* **Aim of the exercise**
Copy every line of the records exactly, without including the images.

Records from a data collection
● ● ● ● ●

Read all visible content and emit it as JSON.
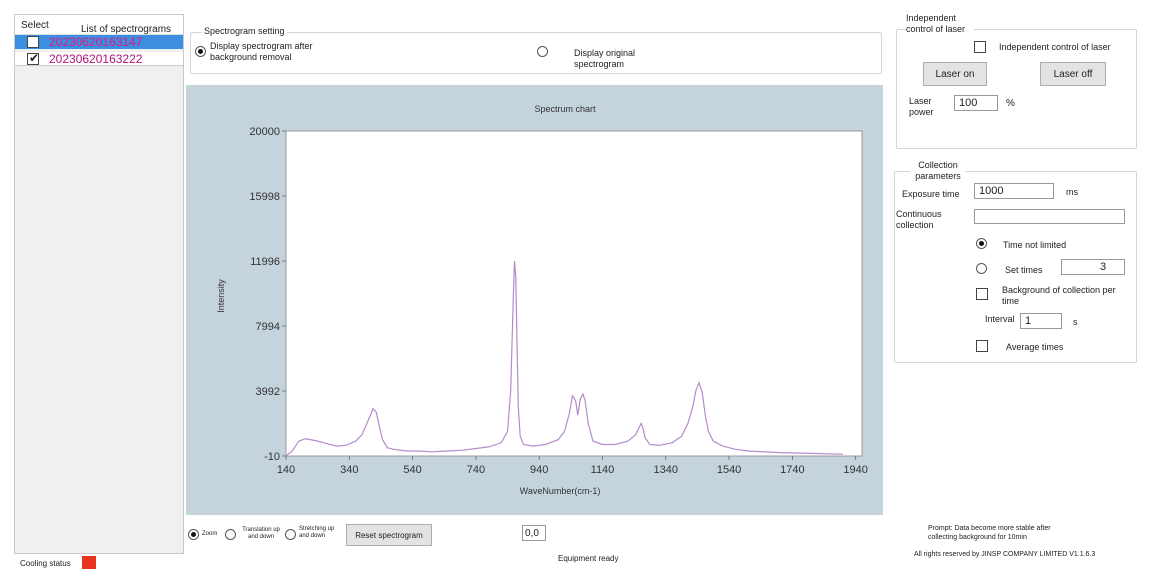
{
  "spectrogram_list": {
    "select_header": "Select",
    "list_header": "List of spectrograms",
    "items": [
      {
        "name": "20230620163147",
        "checked": false,
        "selected": true
      },
      {
        "name": "20230620163222",
        "checked": true,
        "selected": false
      }
    ]
  },
  "spectrogram_setting": {
    "title": "Spectrogram setting",
    "option_bg_removal": "Display spectrogram after background removal",
    "option_original": "Display original spectrogram",
    "selected": "bg_removal"
  },
  "chart_data": {
    "type": "line",
    "title": "Spectrum chart",
    "xlabel": "WaveNumber(cm-1)",
    "ylabel": "Intensity",
    "xlim": [
      140,
      1960
    ],
    "ylim": [
      -10,
      20000
    ],
    "xticks": [
      140,
      340,
      540,
      740,
      940,
      1140,
      1340,
      1540,
      1740,
      1940
    ],
    "yticks": [
      -10,
      3992,
      7994,
      11996,
      15998,
      20000
    ],
    "grid": false,
    "series": [
      {
        "color": "#b48cc8",
        "x": [
          140,
          160,
          180,
          200,
          230,
          260,
          300,
          330,
          360,
          380,
          400,
          415,
          425,
          435,
          445,
          460,
          480,
          520,
          560,
          600,
          650,
          700,
          740,
          780,
          820,
          840,
          850,
          858,
          862,
          866,
          870,
          874,
          880,
          890,
          920,
          960,
          1000,
          1020,
          1035,
          1045,
          1055,
          1062,
          1070,
          1078,
          1085,
          1095,
          1110,
          1140,
          1180,
          1220,
          1245,
          1262,
          1268,
          1275,
          1290,
          1320,
          1360,
          1390,
          1410,
          1425,
          1435,
          1445,
          1455,
          1465,
          1475,
          1490,
          1520,
          1560,
          1600,
          1700,
          1800,
          1900
        ],
        "y": [
          0,
          300,
          900,
          1050,
          950,
          800,
          600,
          650,
          900,
          1300,
          2200,
          2900,
          2700,
          1800,
          1000,
          500,
          400,
          300,
          300,
          250,
          300,
          350,
          450,
          550,
          800,
          1500,
          4000,
          9500,
          12000,
          11000,
          7000,
          3000,
          1200,
          700,
          600,
          700,
          1000,
          1500,
          2600,
          3700,
          3400,
          2500,
          3500,
          3800,
          3400,
          2000,
          900,
          700,
          700,
          900,
          1300,
          2000,
          1700,
          1100,
          700,
          650,
          800,
          1200,
          2000,
          3000,
          4000,
          4500,
          3900,
          2500,
          1500,
          900,
          600,
          400,
          300,
          200,
          150,
          100
        ]
      }
    ]
  },
  "chart_controls": {
    "zoom": "Zoom",
    "translation": "Translation up and down",
    "stretching": "Stretching up and down",
    "selected_mode": "zoom",
    "reset_label": "Reset spectrogram",
    "coords": "0,0"
  },
  "status": {
    "equipment": "Equipment ready",
    "cooling_label": "Cooling status",
    "cooling_color": "#e8341c",
    "prompt": "Prompt: Data become more stable after collecting background for 10min",
    "copyright": "All rights reserved by JINSP COMPANY LIMITED V1.1.6.3"
  },
  "laser": {
    "title": "Independent control of laser",
    "checkbox_label": "Independent control of laser",
    "checked": false,
    "on_label": "Laser on",
    "off_label": "Laser off",
    "power_label": "Laser power",
    "power_value": "100",
    "power_unit": "%"
  },
  "collection": {
    "title": "Collection parameters",
    "exposure_label": "Exposure time",
    "exposure_value": "1000",
    "exposure_unit": "ms",
    "continuous_label": "Continuous collection",
    "continuous_value": "",
    "time_not_limited": "Time not limited",
    "set_times": "Set times",
    "set_times_value": "3",
    "mode": "time_not_limited",
    "bg_per_time": "Background of collection per time",
    "bg_checked": false,
    "interval_label": "Interval",
    "interval_value": "1",
    "interval_unit": "s",
    "average_times": "Average times",
    "average_checked": false
  },
  "colors": {
    "selected_row": "#3c8fe0",
    "selected_row_text": "#e0177f",
    "row_text": "#b0127a",
    "chart_bg": "#c5d3dd",
    "line": "#b48cc8"
  }
}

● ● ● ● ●

* **Result of this exercise**
Read all visible content and emit it as JSON.
{
  "spectrogram_list": {
    "select_header": "Select",
    "list_header": "List of spectrograms",
    "items": [
      {
        "name": "20230620163147",
        "checked": false,
        "selected": true
      },
      {
        "name": "20230620163222",
        "checked": true,
        "selected": false
      }
    ]
  },
  "spectrogram_setting": {
    "title": "Spectrogram setting",
    "option_bg_removal": "Display spectrogram after background removal",
    "option_original": "Display original spectrogram",
    "selected": "bg_removal"
  },
  "chart_data": {
    "type": "line",
    "title": "Spectrum chart",
    "xlabel": "WaveNumber(cm-1)",
    "ylabel": "Intensity",
    "xlim": [
      140,
      1960
    ],
    "ylim": [
      -10,
      20000
    ],
    "xticks": [
      140,
      340,
      540,
      740,
      940,
      1140,
      1340,
      1540,
      1740,
      1940
    ],
    "yticks": [
      -10,
      3992,
      7994,
      11996,
      15998,
      20000
    ],
    "grid": false,
    "series": [
      {
        "color": "#b48cc8",
        "x": [
          140,
          160,
          180,
          200,
          230,
          260,
          300,
          330,
          360,
          380,
          400,
          415,
          425,
          435,
          445,
          460,
          480,
          520,
          560,
          600,
          650,
          700,
          740,
          780,
          820,
          840,
          850,
          858,
          862,
          866,
          870,
          874,
          880,
          890,
          920,
          960,
          1000,
          1020,
          1035,
          1045,
          1055,
          1062,
          1070,
          1078,
          1085,
          1095,
          1110,
          1140,
          1180,
          1220,
          1245,
          1262,
          1268,
          1275,
          1290,
          1320,
          1360,
          1390,
          1410,
          1425,
          1435,
          1445,
          1455,
          1465,
          1475,
          1490,
          1520,
          1560,
          1600,
          1700,
          1800,
          1900
        ],
        "y": [
          0,
          300,
          900,
          1050,
          950,
          800,
          600,
          650,
          900,
          1300,
          2200,
          2900,
          2700,
          1800,
          1000,
          500,
          400,
          300,
          300,
          250,
          300,
          350,
          450,
          550,
          800,
          1500,
          4000,
          9500,
          12000,
          11000,
          7000,
          3000,
          1200,
          700,
          600,
          700,
          1000,
          1500,
          2600,
          3700,
          3400,
          2500,
          3500,
          3800,
          3400,
          2000,
          900,
          700,
          700,
          900,
          1300,
          2000,
          1700,
          1100,
          700,
          650,
          800,
          1200,
          2000,
          3000,
          4000,
          4500,
          3900,
          2500,
          1500,
          900,
          600,
          400,
          300,
          200,
          150,
          100
        ]
      }
    ]
  },
  "chart_controls": {
    "zoom": "Zoom",
    "translation": "Translation up and down",
    "stretching": "Stretching up and down",
    "selected_mode": "zoom",
    "reset_label": "Reset spectrogram",
    "coords": "0,0"
  },
  "status": {
    "equipment": "Equipment ready",
    "cooling_label": "Cooling status",
    "cooling_color": "#e8341c",
    "prompt": "Prompt: Data become more stable after collecting background for 10min",
    "copyright": "All rights reserved by JINSP COMPANY LIMITED V1.1.6.3"
  },
  "laser": {
    "title": "Independent control of laser",
    "checkbox_label": "Independent control of laser",
    "checked": false,
    "on_label": "Laser on",
    "off_label": "Laser off",
    "power_label": "Laser power",
    "power_value": "100",
    "power_unit": "%"
  },
  "collection": {
    "title": "Collection parameters",
    "exposure_label": "Exposure time",
    "exposure_value": "1000",
    "exposure_unit": "ms",
    "continuous_label": "Continuous collection",
    "continuous_value": "",
    "time_not_limited": "Time not limited",
    "set_times": "Set times",
    "set_times_value": "3",
    "mode": "time_not_limited",
    "bg_per_time": "Background of collection per time",
    "bg_checked": false,
    "interval_label": "Interval",
    "interval_value": "1",
    "interval_unit": "s",
    "average_times": "Average times",
    "average_checked": false
  },
  "colors": {
    "selected_row": "#3c8fe0",
    "selected_row_text": "#e0177f",
    "row_text": "#b0127a",
    "chart_bg": "#c5d3dd",
    "line": "#b48cc8"
  }
}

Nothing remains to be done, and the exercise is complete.